Originally, I was planning to preach on the passage from 2 Corinthians this morning.  But that also is so appropriate for today!  Paul mentions the endurance of the disciples through afflictions and hardships, through calamities, beatings, imprisonment, riots, sleepless nights, hunger, that they had gone through to bring the love of God to other people.  They suffered for the Gospel.  And they participated in the suffering and death of Jesus Christ to bring love to others.  And he says “TODAY is the day, now is the acceptable time; behold, today is the day of salvation.”  And today IS the day to start, the day to take action.  Not tomorrow, not next week, not when we get around to it.   And he goes on, “We put no obstacle in anyone’s way.”  What obstacles do WE put in the way of others in living out their faith, in discovering God’s love?  How do we put that off and interfere with the progress that God desires for others?  We have been through many years of the remarkable phrase that our Supreme Court invented, “all deliberate speed,” which basically means to make haste slowly.  And we have turned that into deliberate foot-dragging.  But God tells us TODAY is the day.  Not tomorrow, not in a week, not in a few years, not in ten or twenty years.  TODAY.  Now is the acceptable time.  Here we stand fifty years after Selma and while some people would say there’s been a lot of progress,  I’ll stand up here and tell you that we have not made nearly enough progress.  Still today, it is far too easy to be arrested or harassed when your only crime is breathing while brown or black, being in the wrong neighborhood when you are a person of color.  Still today our society is divided, still today the effects of racism and slavery ring on in our culture.

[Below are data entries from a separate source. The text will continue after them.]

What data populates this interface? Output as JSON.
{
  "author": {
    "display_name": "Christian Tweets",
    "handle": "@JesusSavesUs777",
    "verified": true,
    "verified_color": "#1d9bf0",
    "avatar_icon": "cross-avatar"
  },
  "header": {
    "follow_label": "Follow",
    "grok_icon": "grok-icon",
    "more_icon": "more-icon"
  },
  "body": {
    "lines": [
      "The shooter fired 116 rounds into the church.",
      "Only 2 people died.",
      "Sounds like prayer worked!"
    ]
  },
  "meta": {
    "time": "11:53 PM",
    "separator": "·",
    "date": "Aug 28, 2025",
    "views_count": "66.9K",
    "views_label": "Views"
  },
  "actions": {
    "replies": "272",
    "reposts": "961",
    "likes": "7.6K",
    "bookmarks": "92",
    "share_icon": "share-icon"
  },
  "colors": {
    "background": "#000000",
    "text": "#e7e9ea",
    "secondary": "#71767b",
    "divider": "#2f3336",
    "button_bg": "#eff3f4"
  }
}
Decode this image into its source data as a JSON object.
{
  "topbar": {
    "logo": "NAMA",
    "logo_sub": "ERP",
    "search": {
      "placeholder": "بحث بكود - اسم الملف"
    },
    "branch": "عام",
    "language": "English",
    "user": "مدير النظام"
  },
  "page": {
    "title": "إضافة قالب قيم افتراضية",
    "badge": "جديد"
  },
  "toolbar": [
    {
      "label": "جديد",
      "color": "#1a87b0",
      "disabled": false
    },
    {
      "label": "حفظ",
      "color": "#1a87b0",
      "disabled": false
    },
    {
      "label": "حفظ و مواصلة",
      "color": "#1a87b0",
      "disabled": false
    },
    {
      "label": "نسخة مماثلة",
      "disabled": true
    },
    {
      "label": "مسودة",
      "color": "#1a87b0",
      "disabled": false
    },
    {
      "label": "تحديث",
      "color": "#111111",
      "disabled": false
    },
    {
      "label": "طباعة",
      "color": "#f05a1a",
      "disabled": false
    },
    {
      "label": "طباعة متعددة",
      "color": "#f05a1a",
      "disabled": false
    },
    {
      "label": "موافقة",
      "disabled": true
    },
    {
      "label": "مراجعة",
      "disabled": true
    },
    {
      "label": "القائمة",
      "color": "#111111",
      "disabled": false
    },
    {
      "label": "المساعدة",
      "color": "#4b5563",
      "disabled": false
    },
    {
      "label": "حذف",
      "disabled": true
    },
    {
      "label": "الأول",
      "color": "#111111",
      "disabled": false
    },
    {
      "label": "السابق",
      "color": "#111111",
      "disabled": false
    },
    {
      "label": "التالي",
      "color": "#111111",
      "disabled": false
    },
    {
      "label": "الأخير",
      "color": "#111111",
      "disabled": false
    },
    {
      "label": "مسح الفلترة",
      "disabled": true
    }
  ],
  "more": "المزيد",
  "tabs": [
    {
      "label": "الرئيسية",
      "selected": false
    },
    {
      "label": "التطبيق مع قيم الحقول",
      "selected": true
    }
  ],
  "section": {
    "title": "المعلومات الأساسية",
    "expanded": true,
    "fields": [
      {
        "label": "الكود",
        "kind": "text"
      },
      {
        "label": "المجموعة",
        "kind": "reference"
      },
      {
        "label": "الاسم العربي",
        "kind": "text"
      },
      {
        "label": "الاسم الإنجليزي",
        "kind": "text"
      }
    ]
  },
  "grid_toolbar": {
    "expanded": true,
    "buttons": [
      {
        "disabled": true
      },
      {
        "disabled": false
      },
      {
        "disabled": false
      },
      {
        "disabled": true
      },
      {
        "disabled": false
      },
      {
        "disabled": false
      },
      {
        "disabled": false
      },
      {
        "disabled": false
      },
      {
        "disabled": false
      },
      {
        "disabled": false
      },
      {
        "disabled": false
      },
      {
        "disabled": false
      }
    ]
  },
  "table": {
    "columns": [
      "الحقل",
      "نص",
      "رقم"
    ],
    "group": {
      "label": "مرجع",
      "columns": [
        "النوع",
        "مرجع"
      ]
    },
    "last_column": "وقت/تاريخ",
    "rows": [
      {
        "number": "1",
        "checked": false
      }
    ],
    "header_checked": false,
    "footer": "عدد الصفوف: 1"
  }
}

Now I should mention something that is rarely referenced — blacks aren’t the only ones who have been enslaved in our history.  There was a period in the 1600s when boatloads of Irish were shipped over as slaves in conditions not too different from those experienced by Africans.  Even later on the system of indentured servitude came awfully close to slavery when it was abused, when tricks were used to keep servants in debt so that they could never buy their way out of what amounted to slavery.  Much of our early prosperity arose on the backs of exploited and abused people, a system of owning human beings.  When the Moravian Church in Salem during the eighteenth century made that terrible choice to purchase a human being, we took a giant step back from our ideals and our calling.  It doesn’t matter that the church treated slaves better than anyone else, it was a betrayal of our very beliefs.  In 2006 our Synod voted to apologize for our participation in slavery.  But it took us over two hundred years to do the right thing, and in the meantime there were many other ways in which we fell short of the very beliefs that we espoused and preached.

There are many ways in which our culture has sought to keep different people down, economically and in other ways.  The people who can end racism are those of us with light skin, those who have inherited the prosperity of the past that was created on the backs of slaves.  We’re the only ones who can really put an end to it.   People of color have been demanding it for years.  It is the rest of us who have to get on board.

Sociologists tell us that as we do make progress, those who feel their power and privilege slipping away from them will become anxious and will lash out.  That’s what was going on this last week.  And so it seems that every time we take two steps forward, we take one back.  This last week one hatred-filled young man tried to make us take a step back.  But we must not let hatred win, we must instead take two steps forward, and if God is willing, THREE!  We will persevere, we will move forward.  Let “deliberate speed” now mean that we move forward with a deliberation and determination that cannot be sidelined, that cannot be diverted, not letting anything  – ANYTHING — distract us or dissuade us.  The course of history shall still bend towards justice — and together we will march in that direction.

-          Pastor John